- **Activity**:
Return every line from the records below that has the word "heading".

(Beginning of Material shown)

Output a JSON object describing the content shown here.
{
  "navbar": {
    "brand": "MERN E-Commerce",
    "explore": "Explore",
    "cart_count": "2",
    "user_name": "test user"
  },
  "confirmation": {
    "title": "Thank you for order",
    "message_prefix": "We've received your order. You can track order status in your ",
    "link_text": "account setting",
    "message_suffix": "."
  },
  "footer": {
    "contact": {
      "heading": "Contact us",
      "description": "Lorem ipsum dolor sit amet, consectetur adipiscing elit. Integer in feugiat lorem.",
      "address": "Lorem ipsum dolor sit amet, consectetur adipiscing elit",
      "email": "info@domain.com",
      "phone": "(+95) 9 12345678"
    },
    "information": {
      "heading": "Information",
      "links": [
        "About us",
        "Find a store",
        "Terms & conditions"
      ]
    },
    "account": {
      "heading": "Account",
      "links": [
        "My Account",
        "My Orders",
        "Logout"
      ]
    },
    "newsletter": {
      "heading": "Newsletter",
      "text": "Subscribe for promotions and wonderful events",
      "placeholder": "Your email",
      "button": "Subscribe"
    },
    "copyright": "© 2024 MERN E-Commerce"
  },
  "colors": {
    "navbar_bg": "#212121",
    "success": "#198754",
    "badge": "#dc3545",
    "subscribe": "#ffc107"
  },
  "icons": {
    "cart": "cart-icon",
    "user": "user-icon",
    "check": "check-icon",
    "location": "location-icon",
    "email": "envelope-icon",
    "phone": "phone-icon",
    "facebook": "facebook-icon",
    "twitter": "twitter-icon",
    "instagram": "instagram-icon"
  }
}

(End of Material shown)

- **Solution to this task**:
      "heading": "Contact us",
      "heading": "Information",
      "heading": "Account",
      "heading": "Newsletter",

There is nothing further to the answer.